- Never sacrifice sleep. Giving up sleep to study more is the stupidest thing you can do as a student. Stop.
- Constrain your working hours. Don’t try to work more hours, in the hopes you’ll be able to focus. Work in smaller, more intense chunks and you’ll greatly increase your productivity.
Nothing here is complicated. But this goes against everything we’re taught as students, so I suspect there will be some resistance from many of you, so I’ll try to explain these points precisely.
Evenings + One Day Per Week = No Work
If you’re a full-time student, follow this formula. One day per week and evenings are no-study periods. You can exercise, watch television, read a book for fun or socialize, just no studying.
If exam periods are an exception, never let the exception go beyond one week. Then you’ll just be retreating back to lower levels of energy and output.
If you’re not a full-time student, this point doesn’t apply to you. Instead, think about constraining your working hours so that you know which hours are for work (or any particular learning project) and which aren’t. I’ll discuss that soon.
Please note this isn’t just a plea for life balance. I didn’t care about life balance when I was doing my challenge, and I would have been quite happy working non-stop if it would have helped. The reason I suggest this is because it allows you to get more done.
Never Sacrifice Sleep
Sleep is one of the things students quickly cut when they need to prepare for exams. This is the stupidest move you can possibly make, since you’re sabotaging both your energy and the system your brain uses for consolidating memories (that’s what sleep does).
If you need to make an exception to this in a pinch, realize it’s going to cost you double down the road. One hour of missed sleep will require at least two more later in the week to get back to neutral, so pay that price with caution.
Constrain Your Working Hours
I’m a fan of task-based productivity systems. But during the MIT Challenge, I often found I would spend all day working on just one or two tasks. In this case, I found it more useful to use Calvin Newport’s fixed schedule productivity.
The idea here is simple: you set dedicated hours to your most important work, outside these hours you’re not allowed to work.
This approach works better if you’re not a student and want to devote time to a particular learning project. Simply schedule certain time chunks for the job, and don’t allow yourself to work on them beyond this. Studying for a professional exam? Pick your studying hours and constrain them in advance.
It’s also important that these be real constraints. Many people get in their heads the idea of working non-stop on a project, so their constraints aren’t really constraints at all. If it doesn’t feel like you’re being lazy when setting your hours, you’re not doing it right.

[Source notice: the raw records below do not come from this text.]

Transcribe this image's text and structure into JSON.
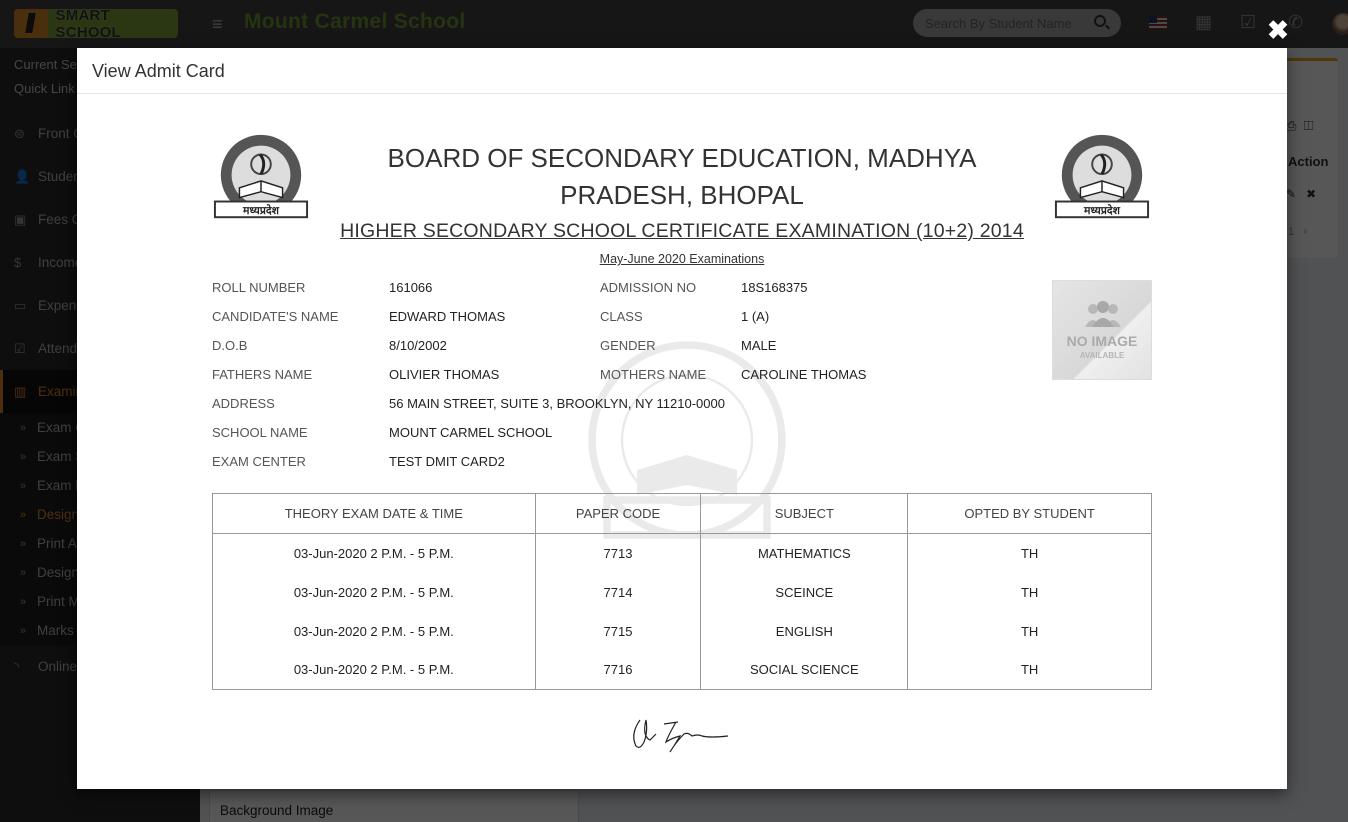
{
  "app": {
    "logo_text": "SMART SCHOOL",
    "school_name": "Mount Carmel School",
    "search_placeholder": "Search By Student Name",
    "header_icons": [
      "flag-us-icon",
      "calendar-icon",
      "check-square-icon",
      "whatsapp-icon",
      "avatar"
    ]
  },
  "sidebar": {
    "top_links": [
      "Current Se",
      "Quick Link"
    ],
    "items": [
      {
        "label": "Front C",
        "icon": "front-office-icon"
      },
      {
        "label": "Studen",
        "icon": "student-icon"
      },
      {
        "label": "Fees C",
        "icon": "money-icon"
      },
      {
        "label": "Income",
        "icon": "dollar-icon"
      },
      {
        "label": "Expens",
        "icon": "credit-card-icon"
      },
      {
        "label": "Attend",
        "icon": "calendar-check-icon"
      },
      {
        "label": "Examin",
        "icon": "map-icon",
        "active": true
      }
    ],
    "subitems": [
      {
        "label": "Exam G"
      },
      {
        "label": "Exam S"
      },
      {
        "label": "Exam R"
      },
      {
        "label": "Design",
        "active": true
      },
      {
        "label": "Print A"
      },
      {
        "label": "Design"
      },
      {
        "label": "Print M"
      },
      {
        "label": "Marks"
      }
    ],
    "after_items": [
      {
        "label": "Online",
        "icon": "rss-icon"
      }
    ]
  },
  "background_panel": {
    "action_header": "Action",
    "page_number": "1",
    "bottom_label": "Background Image"
  },
  "modal": {
    "title": "View Admit Card",
    "close_symbol": "✖"
  },
  "admit_card": {
    "board_title": "BOARD OF SECONDARY EDUCATION, MADHYA PRADESH, BHOPAL",
    "exam_title": "HIGHER SECONDARY SCHOOL CERTIFICATE EXAMINATION (10+2) 2014",
    "session": "May-June 2020 Examinations",
    "seal_text": "मध्यप्रदेश",
    "photo_placeholder": {
      "line1": "NO IMAGE",
      "line2": "AVAILABLE"
    },
    "fields_left": [
      {
        "label": "ROLL NUMBER",
        "value": "161066"
      },
      {
        "label": "CANDIDATE'S NAME",
        "value": "EDWARD THOMAS"
      },
      {
        "label": "D.O.B",
        "value": "8/10/2002"
      },
      {
        "label": "FATHERS NAME",
        "value": "OLIVIER THOMAS"
      },
      {
        "label": "ADDRESS",
        "value": "56 MAIN STREET, SUITE 3, BROOKLYN, NY 11210-0000"
      },
      {
        "label": "SCHOOL NAME",
        "value": "MOUNT CARMEL SCHOOL"
      },
      {
        "label": "EXAM CENTER",
        "value": "TEST DMIT CARD2"
      }
    ],
    "fields_right": [
      {
        "label": "ADMISSION NO",
        "value": "18S168375"
      },
      {
        "label": "CLASS",
        "value": "1 (A)"
      },
      {
        "label": "GENDER",
        "value": "MALE"
      },
      {
        "label": "MOTHERS NAME",
        "value": "CAROLINE THOMAS"
      }
    ],
    "table": {
      "headers": [
        "THEORY EXAM DATE & TIME",
        "PAPER CODE",
        "SUBJECT",
        "OPTED BY STUDENT"
      ],
      "rows": [
        [
          "03-Jun-2020 2 P.M. - 5 P.M.",
          "7713",
          "MATHEMATICS",
          "TH"
        ],
        [
          "03-Jun-2020 2 P.M. - 5 P.M.",
          "7714",
          "SCEINCE",
          "TH"
        ],
        [
          "03-Jun-2020 2 P.M. - 5 P.M.",
          "7715",
          "ENGLISH",
          "TH"
        ],
        [
          "03-Jun-2020 2 P.M. - 5 P.M.",
          "7716",
          "SOCIAL SCIENCE",
          "TH"
        ]
      ]
    }
  }
}
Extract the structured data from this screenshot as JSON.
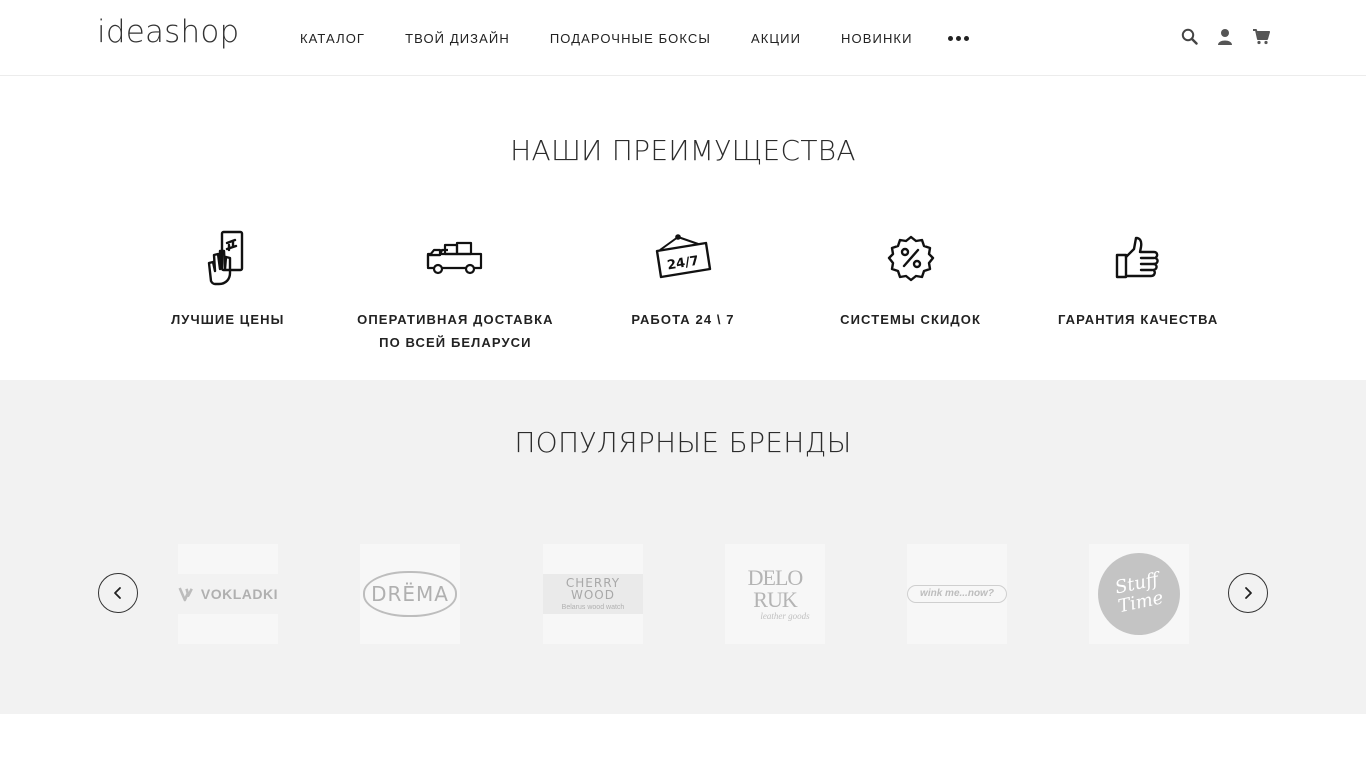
{
  "header": {
    "logo": "ideashop",
    "nav": [
      "КАТАЛОГ",
      "ТВОЙ ДИЗАЙН",
      "ПОДАРОЧНЫЕ БОКСЫ",
      "АКЦИИ",
      "НОВИНКИ"
    ],
    "icons": [
      "search-icon",
      "user-icon",
      "cart-icon"
    ]
  },
  "advantages": {
    "title": "НАШИ ПРЕИМУЩЕСТВА",
    "items": [
      {
        "icon": "money-hand-icon",
        "label": "ЛУЧШИЕ ЦЕНЫ"
      },
      {
        "icon": "delivery-truck-icon",
        "label": "ОПЕРАТИВНАЯ ДОСТАВКА\nПО ВСЕЙ БЕЛАРУСИ"
      },
      {
        "icon": "sign-24-7-icon",
        "label": "РАБОТА 24 \\ 7",
        "sign_text": "24/7"
      },
      {
        "icon": "discount-badge-icon",
        "label": "СИСТЕМЫ СКИДОК"
      },
      {
        "icon": "thumbs-up-icon",
        "label": "ГАРАНТИЯ КАЧЕСТВА"
      }
    ]
  },
  "brands": {
    "title": "ПОПУЛЯРНЫЕ БРЕНДЫ",
    "logos": [
      {
        "name": "VOKLADKI",
        "sub": ""
      },
      {
        "name": "DRЁMA",
        "sub": ""
      },
      {
        "name": "CHERRY WOOD",
        "sub": "Belarus wood watch"
      },
      {
        "name": "DELO RUK",
        "sub": "leather goods"
      },
      {
        "name": "wink me...now?",
        "sub": ""
      },
      {
        "name": "Stuff Time",
        "sub": ""
      }
    ]
  },
  "colors": {
    "text": "#222222",
    "brands_bg": "#f2f2f2",
    "logo_gray": "#b8b8b8"
  }
}
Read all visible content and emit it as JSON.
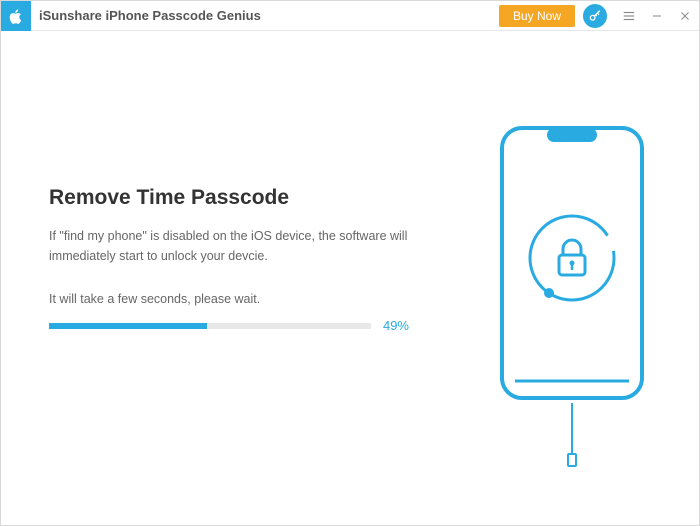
{
  "titlebar": {
    "app_title": "iSunshare iPhone Passcode Genius",
    "buy_label": "Buy Now"
  },
  "main": {
    "heading": "Remove Time Passcode",
    "description": "If \"find my phone\" is disabled on the iOS device, the software will immediately start to unlock your devcie.",
    "wait_text": "It will take a few seconds, please wait.",
    "progress_percent": 49,
    "progress_label": "49%"
  },
  "colors": {
    "accent": "#29abe2",
    "buy": "#f5a623"
  },
  "icons": {
    "app": "apple-icon",
    "key": "key-icon",
    "menu": "menu-icon",
    "minimize": "minimize-icon",
    "close": "close-icon",
    "lock": "lock-icon"
  }
}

Cal Newport himself only works 8 hours a day using this method, which if you’ve met any postdocs competing for academic tenure, is practically unheard of.
Your action step is simple and will take less than 15 minutes. However, it has the possibility of doubling your long-run productivity and cutting your stress at the same time.
Here it is:
- Take out a piece of paper.
- If you’re a full-time student, pick which hours/days you WILL NOT work. I followed no work after 7pm and on Sundays during my MIT Challenge, but adapt it to suit your own preferences.
- If you’re not a student, or learning part-time, doing the opposite might be easier: look through your schedule and figure out which hours you WILL dedicate to your learning project.
- Write these hours on a piece of paper and put them over your desk or workspace.
- Commit to following this new schedule for AT LEAST one week.
If you don’t feel it will be somewhat difficult to finish all your work in that time period, it’s not a tight enough constraint. The pressure of the constraints should force you to focus during your work time. The lack of pressure outside those constraints should allow you to keep your energy high, so you can focus when working.